Data records for software interfaces:
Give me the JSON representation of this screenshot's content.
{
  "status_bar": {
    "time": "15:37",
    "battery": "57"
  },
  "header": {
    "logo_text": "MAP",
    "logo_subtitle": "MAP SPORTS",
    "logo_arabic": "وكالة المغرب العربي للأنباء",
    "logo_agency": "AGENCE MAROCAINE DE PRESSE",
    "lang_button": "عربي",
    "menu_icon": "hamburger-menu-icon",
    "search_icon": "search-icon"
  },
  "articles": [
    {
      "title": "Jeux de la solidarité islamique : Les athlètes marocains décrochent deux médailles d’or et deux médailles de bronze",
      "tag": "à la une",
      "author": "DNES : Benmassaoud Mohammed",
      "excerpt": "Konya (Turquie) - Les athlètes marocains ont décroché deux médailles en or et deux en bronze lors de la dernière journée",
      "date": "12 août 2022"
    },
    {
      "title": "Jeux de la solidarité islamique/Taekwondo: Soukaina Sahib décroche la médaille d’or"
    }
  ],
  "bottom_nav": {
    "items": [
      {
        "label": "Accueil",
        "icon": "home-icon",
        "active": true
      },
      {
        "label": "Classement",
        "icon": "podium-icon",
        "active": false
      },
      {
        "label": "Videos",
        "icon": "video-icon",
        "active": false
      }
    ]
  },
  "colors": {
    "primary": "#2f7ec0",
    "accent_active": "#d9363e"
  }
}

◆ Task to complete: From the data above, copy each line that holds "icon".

◆ Answer space:
    "menu_icon": "hamburger-menu-icon",
    "search_icon": "search-icon"
        "icon": "home-icon",
        "icon": "podium-icon",
        "icon": "video-icon",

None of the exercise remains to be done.